Summer School 2014 with Professor Gary Downey

Gary Downey Anchor teacherGary Downey, Virginia Tech, USA

LocationStudy and Conference Centre Soeterbeeck in Ravenstein

For more informationDr Teun Zuiderent-Jerak and Dr Geert Somsen

OrganisationMarjatta Kemppainen

What is STS for? What are STS scholars for?

With professor Gary Downey, Virginia Tech, including contributions from Stuart Blume, Erik Fisher, Brian Martin, Jessica Mesman, Sheila Jasanoff and Teun Zuiderent-Jerak

The issue

The field of Science and Technology Studies (STS) has had many successes critiquing the diffusion model of knowledge.  Yet this model, which assumes separate phases of creation, dissemination and utilization, provides a safe haven when STS scholars assess and celebrate their own work.

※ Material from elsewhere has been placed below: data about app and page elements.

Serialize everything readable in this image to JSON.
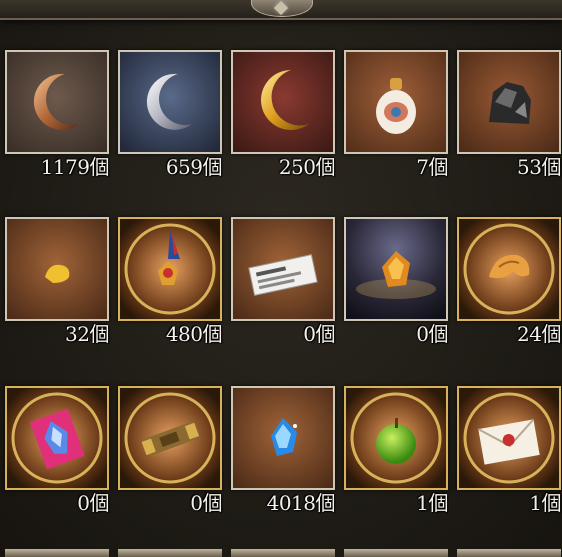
{
  "items": [
    {
      "icon": "bronze-crescent-moon-icon",
      "count": "1179個"
    },
    {
      "icon": "silver-crescent-moon-icon",
      "count": "659個"
    },
    {
      "icon": "gold-crescent-moon-icon",
      "count": "250個"
    },
    {
      "icon": "perfume-bottle-icon",
      "count": "7個"
    },
    {
      "icon": "dark-ore-icon",
      "count": "53個"
    },
    {
      "icon": "gold-nugget-icon",
      "count": "32個"
    },
    {
      "icon": "medal-icon",
      "count": "480個"
    },
    {
      "icon": "ticket-icon",
      "count": "0個"
    },
    {
      "icon": "amber-crystal-icon",
      "count": "0個"
    },
    {
      "icon": "golden-pastry-icon",
      "count": "24個"
    },
    {
      "icon": "crystal-card-icon",
      "count": "0個"
    },
    {
      "icon": "scroll-icon",
      "count": "0個"
    },
    {
      "icon": "blue-crystal-icon",
      "count": "4018個"
    },
    {
      "icon": "green-apple-icon",
      "count": "1個"
    },
    {
      "icon": "sealed-letter-icon",
      "count": "1個"
    }
  ],
  "colors": {
    "count_text": "#f4f1ea",
    "square_frame": "#cfc6b6",
    "round_frame": "#d8b25a"
  }
}
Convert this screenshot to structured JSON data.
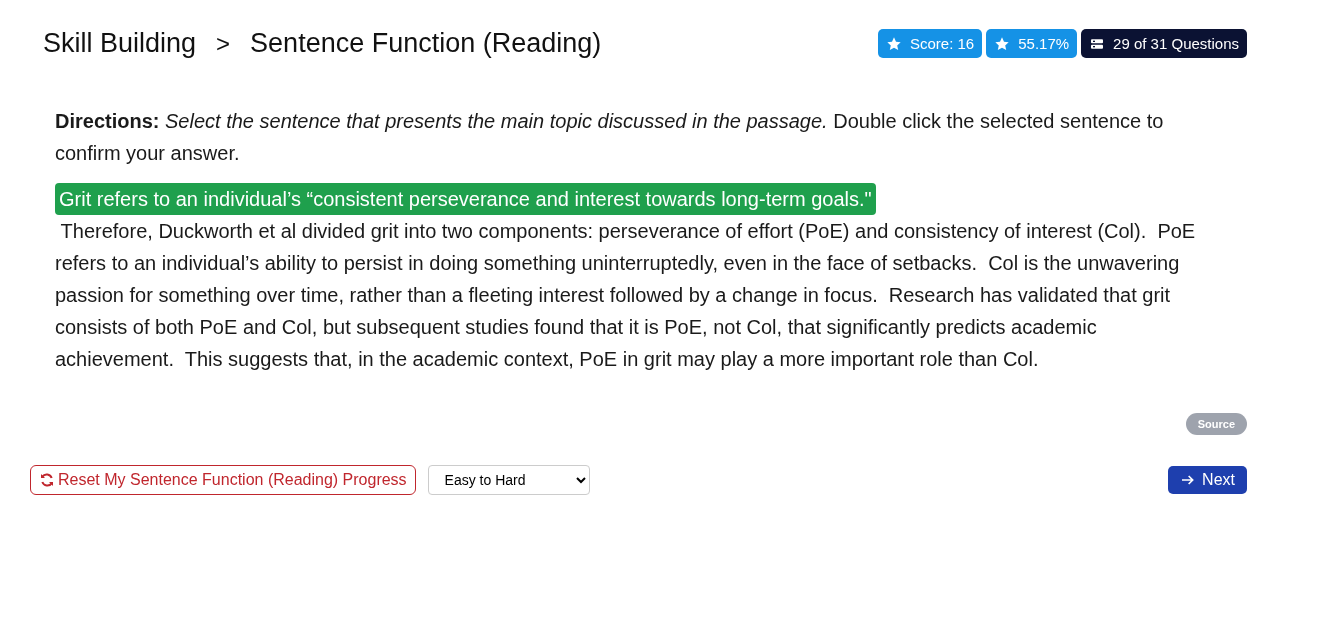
{
  "breadcrumb": {
    "section": "Skill Building",
    "separator": ">",
    "page": "Sentence Function (Reading)"
  },
  "stats": [
    {
      "kind": "star",
      "text": "Score: 16"
    },
    {
      "kind": "star",
      "text": "55.17%"
    },
    {
      "kind": "questions",
      "text": "29 of 31 Questions"
    }
  ],
  "directions": {
    "label": "Directions:",
    "instruction": "Select the sentence that presents the main topic discussed in the passage.",
    "note": "Double click the selected sentence to confirm your answer."
  },
  "sentences": [
    {
      "text": "Grit refers to an individual’s “consistent perseverance and interest towards long-term goals.\"",
      "selected": true
    },
    {
      "text": "Therefore, Duckworth et al divided grit into two components: perseverance of effort (PoE) and consistency of interest (Col).",
      "selected": false
    },
    {
      "text": "PoE refers to an individual’s ability to persist in doing something uninterruptedly, even in the face of setbacks.",
      "selected": false
    },
    {
      "text": "Col is the unwavering passion for something over time, rather than a fleeting interest followed by a change in focus.",
      "selected": false
    },
    {
      "text": "Research has validated that grit consists of both PoE and Col, but subsequent studies found that it is PoE, not Col, that significantly predicts academic achievement.",
      "selected": false
    },
    {
      "text": "This suggests that, in the academic context, PoE in grit may play a more important role than Col.",
      "selected": false
    }
  ],
  "source_button": "Source",
  "reset_button": "Reset My Sentence Function (Reading) Progress",
  "order_select": {
    "value": "Easy to Hard"
  },
  "next_button": "Next"
}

We highlight the production of articles and books for academic audiences and many of us hope our messages travel beyond the boundaries of the field to have consequences, whether modest or profound, among other audiences.
The asymmetry is striking: if the practices we analyze turn out to rely on more dynamic models for successful knowledge production and transfer, then why not so for STS? Do STS notions – whether we prefer ‘translation’, ‘(social) construction’, or ‘socially robust knowledge’ – only apply to the fields we study?
They don’t. Many STS scholars develop practices that help them to make a difference beyond the field, in both academic and non-academic arenas. Many such practices are crucial to the production of STS knowledge and expertise, yet the community of STS scholars rarely gives them privileged attention. They get bracketed and subordinated rather than empirically unpacked in our writings, discussions, and annual meetings.
This Summer School moves these practices to center stage. What can we learn from analyzing what STS scholars do to produce their knowledge and techniques and make these count in public debates, policy practices, scientific controversies, pedagogy, or technology development? To what extent have STS scholars been able to scale up their knowledge? How has this affected practices within STS itself? And how does it affect our understanding of STS as a scholarly discipline? What can we learn from this to address the twin, almost-existential questions that frame this Summer School: What is STS for? What are STS scholars for?

The anchor teacher

These concerns have been at the heart of the scholarly contributions made by Gary Downey over many years. His own empirical work has focused on engineering studies, a sub-field within STS he has helped to develop. His key works include The Machine in Me; An Anthropologist Sits Among Computer Engineers (Routledge, 1998) and Cyborgs and Citadels; Anthropological Interventions in Emerging Sciences and Technologies (School of American Research Press, 1997, with Joe Dumit). He is founding editor of the journal Engineering Studies. Moreover, the questions raised during this Summer School are central to his presidency of the Society for Social Studies of Science (4S). The theme of this presidency is “critical participation.”

The contributors

The questions mentioned above become more interesting when they receive many different answers and reformulations. For this we rely on you in interaction with senior contributors. Some of these will be physically present, others will join via Skype, but in all cases your questions will guide the discussions. Confirmed contributors are Stuart Blume (University of  Amsterdam), Erik Fisher (Arizona State University – Skype interlocutor), Brian Martin (University of Wollongong – Skype interlocutor), Jessica Mesman ( Maastricht University), Sheila Jasanoff (Harvard University – Skype interlocutor) and Teun Zuiderent-Jerak (Linköping University).

Why join?

The questions raised in this Summer School fit cutting-edge developments that seek to travel across the boundaries of the field in ways other than the diffusion model proposes. All generations of STS scholars are involved.
By joining, you will gain a chance to be part of these developments. You will experience focused opportunities to formulate and share what makes STS meaningful to you, as well as what else you might like it to be. By wrestling with the twin questions, What is STS for? What are STS scholars for?, you will challenge yourself to reflect critically on your expertise, identity, and commitments in STS, while also helping others (including the anchor teacher and contributors) do the same.
In addition to working through these issues, the Summer School will include skill-training activities, including practice at articulating research-based analysis with scholarly activities that critically inflect arenas beyond the field.